─── Study material ───

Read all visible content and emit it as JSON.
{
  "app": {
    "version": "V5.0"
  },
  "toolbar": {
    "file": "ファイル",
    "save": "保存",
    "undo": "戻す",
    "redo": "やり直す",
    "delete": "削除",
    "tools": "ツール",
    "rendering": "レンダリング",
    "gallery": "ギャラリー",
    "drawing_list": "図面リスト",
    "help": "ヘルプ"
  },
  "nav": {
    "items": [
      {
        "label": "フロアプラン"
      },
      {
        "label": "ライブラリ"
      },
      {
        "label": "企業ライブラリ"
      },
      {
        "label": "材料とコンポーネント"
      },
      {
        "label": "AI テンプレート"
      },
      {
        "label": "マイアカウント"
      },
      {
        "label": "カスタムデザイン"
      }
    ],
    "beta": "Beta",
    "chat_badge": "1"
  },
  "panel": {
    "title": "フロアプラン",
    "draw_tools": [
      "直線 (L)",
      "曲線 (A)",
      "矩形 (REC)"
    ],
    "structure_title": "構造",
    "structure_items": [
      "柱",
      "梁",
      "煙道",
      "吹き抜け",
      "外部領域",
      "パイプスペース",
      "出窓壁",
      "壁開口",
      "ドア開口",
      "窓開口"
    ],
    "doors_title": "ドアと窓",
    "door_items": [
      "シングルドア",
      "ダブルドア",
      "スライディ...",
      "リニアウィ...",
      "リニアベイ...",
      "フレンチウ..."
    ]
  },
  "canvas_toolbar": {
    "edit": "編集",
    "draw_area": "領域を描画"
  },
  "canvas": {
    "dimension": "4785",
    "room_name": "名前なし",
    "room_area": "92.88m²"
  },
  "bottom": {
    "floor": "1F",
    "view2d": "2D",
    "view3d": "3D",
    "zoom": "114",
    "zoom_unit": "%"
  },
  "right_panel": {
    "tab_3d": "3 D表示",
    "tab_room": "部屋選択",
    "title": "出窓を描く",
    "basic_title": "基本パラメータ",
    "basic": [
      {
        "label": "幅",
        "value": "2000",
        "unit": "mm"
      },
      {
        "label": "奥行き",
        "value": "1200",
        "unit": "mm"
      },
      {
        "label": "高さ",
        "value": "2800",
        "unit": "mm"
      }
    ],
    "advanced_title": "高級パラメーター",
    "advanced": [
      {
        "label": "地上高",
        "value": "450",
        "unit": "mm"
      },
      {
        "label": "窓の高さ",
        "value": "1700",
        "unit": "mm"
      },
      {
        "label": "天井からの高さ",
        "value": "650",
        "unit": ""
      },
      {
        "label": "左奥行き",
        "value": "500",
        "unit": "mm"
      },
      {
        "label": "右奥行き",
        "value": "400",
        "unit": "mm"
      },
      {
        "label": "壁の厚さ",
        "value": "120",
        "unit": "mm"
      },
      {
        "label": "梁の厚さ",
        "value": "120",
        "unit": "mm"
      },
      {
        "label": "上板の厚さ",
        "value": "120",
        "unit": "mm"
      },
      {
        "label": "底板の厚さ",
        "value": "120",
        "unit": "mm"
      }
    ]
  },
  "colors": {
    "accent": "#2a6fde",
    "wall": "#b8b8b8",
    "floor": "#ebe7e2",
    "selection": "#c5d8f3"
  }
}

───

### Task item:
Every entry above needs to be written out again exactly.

### Response box:
Read all visible content and emit it as JSON.
{
  "app": {
    "version": "V5.0"
  },
  "toolbar": {
    "file": "ファイル",
    "save": "保存",
    "undo": "戻す",
    "redo": "やり直す",
    "delete": "削除",
    "tools": "ツール",
    "rendering": "レンダリング",
    "gallery": "ギャラリー",
    "drawing_list": "図面リスト",
    "help": "ヘルプ"
  },
  "nav": {
    "items": [
      {
        "label": "フロアプラン"
      },
      {
        "label": "ライブラリ"
      },
      {
        "label": "企業ライブラリ"
      },
      {
        "label": "材料とコンポーネント"
      },
      {
        "label": "AI テンプレート"
      },
      {
        "label": "マイアカウント"
      },
      {
        "label": "カスタムデザイン"
      }
    ],
    "beta": "Beta",
    "chat_badge": "1"
  },
  "panel": {
    "title": "フロアプラン",
    "draw_tools": [
      "直線 (L)",
      "曲線 (A)",
      "矩形 (REC)"
    ],
    "structure_title": "構造",
    "structure_items": [
      "柱",
      "梁",
      "煙道",
      "吹き抜け",
      "外部領域",
      "パイプスペース",
      "出窓壁",
      "壁開口",
      "ドア開口",
      "窓開口"
    ],
    "doors_title": "ドアと窓",
    "door_items": [
      "シングルドア",
      "ダブルドア",
      "スライディ...",
      "リニアウィ...",
      "リニアベイ...",
      "フレンチウ..."
    ]
  },
  "canvas_toolbar": {
    "edit": "編集",
    "draw_area": "領域を描画"
  },
  "canvas": {
    "dimension": "4785",
    "room_name": "名前なし",
    "room_area": "92.88m²"
  },
  "bottom": {
    "floor": "1F",
    "view2d": "2D",
    "view3d": "3D",
    "zoom": "114",
    "zoom_unit": "%"
  },
  "right_panel": {
    "tab_3d": "3 D表示",
    "tab_room": "部屋選択",
    "title": "出窓を描く",
    "basic_title": "基本パラメータ",
    "basic": [
      {
        "label": "幅",
        "value": "2000",
        "unit": "mm"
      },
      {
        "label": "奥行き",
        "value": "1200",
        "unit": "mm"
      },
      {
        "label": "高さ",
        "value": "2800",
        "unit": "mm"
      }
    ],
    "advanced_title": "高級パラメーター",
    "advanced": [
      {
        "label": "地上高",
        "value": "450",
        "unit": "mm"
      },
      {
        "label": "窓の高さ",
        "value": "1700",
        "unit": "mm"
      },
      {
        "label": "天井からの高さ",
        "value": "650",
        "unit": ""
      },
      {
        "label": "左奥行き",
        "value": "500",
        "unit": "mm"
      },
      {
        "label": "右奥行き",
        "value": "400",
        "unit": "mm"
      },
      {
        "label": "壁の厚さ",
        "value": "120",
        "unit": "mm"
      },
      {
        "label": "梁の厚さ",
        "value": "120",
        "unit": "mm"
      },
      {
        "label": "上板の厚さ",
        "value": "120",
        "unit": "mm"
      },
      {
        "label": "底板の厚さ",
        "value": "120",
        "unit": "mm"
      }
    ]
  },
  "colors": {
    "accent": "#2a6fde",
    "wall": "#b8b8b8",
    "floor": "#ebe7e2",
    "selection": "#c5d8f3"
  }
}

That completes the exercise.